#### Exercise details
Pick out every line of the entries below where "controls" occurs, and copy those lines.

#### Stored items from a collection
════

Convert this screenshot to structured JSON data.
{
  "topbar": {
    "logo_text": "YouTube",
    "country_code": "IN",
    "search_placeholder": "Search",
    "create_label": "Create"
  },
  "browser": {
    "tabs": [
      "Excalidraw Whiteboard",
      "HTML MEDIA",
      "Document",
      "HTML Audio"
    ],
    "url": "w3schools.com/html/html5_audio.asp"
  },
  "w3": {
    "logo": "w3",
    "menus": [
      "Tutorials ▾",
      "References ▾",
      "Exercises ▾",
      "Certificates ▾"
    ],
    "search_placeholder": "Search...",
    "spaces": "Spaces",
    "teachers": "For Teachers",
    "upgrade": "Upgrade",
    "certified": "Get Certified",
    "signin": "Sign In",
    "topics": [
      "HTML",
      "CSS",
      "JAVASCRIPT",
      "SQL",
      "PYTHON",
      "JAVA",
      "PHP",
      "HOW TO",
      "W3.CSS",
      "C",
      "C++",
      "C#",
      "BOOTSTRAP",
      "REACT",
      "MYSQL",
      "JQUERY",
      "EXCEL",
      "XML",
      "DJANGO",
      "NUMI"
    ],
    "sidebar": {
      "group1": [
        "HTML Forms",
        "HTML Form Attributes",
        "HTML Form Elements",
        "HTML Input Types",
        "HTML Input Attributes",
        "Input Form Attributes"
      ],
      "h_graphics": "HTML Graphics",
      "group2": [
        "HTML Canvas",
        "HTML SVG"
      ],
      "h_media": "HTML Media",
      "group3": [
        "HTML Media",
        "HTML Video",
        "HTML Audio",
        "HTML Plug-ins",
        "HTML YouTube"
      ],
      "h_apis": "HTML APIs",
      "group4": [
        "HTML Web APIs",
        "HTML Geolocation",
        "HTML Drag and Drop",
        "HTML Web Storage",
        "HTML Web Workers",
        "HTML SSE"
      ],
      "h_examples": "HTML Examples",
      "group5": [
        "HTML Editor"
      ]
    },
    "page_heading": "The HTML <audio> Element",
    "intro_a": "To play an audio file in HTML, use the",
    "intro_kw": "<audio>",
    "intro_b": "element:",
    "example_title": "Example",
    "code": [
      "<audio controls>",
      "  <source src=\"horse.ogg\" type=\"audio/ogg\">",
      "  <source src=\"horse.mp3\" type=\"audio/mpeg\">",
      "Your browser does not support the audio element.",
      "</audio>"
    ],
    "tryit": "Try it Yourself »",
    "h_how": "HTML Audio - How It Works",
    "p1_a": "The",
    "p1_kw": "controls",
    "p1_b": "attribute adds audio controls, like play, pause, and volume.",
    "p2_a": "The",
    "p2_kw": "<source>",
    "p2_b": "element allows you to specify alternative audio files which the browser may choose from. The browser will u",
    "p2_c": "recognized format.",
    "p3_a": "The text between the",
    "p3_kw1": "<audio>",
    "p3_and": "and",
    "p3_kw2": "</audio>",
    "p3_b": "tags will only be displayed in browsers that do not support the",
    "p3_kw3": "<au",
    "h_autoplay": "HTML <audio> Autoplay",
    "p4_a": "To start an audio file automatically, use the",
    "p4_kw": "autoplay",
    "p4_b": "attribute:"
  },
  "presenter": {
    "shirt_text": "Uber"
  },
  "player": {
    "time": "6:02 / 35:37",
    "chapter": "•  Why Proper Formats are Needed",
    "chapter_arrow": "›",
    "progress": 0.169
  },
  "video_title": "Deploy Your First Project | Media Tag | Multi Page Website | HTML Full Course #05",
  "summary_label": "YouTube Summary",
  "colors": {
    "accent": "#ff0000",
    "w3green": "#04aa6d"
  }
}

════

#### Solution for this problem
      "<audio controls>",
    "p1_kw": "controls",
    "p1_b": "attribute adds audio controls, like play, pause, and volume.",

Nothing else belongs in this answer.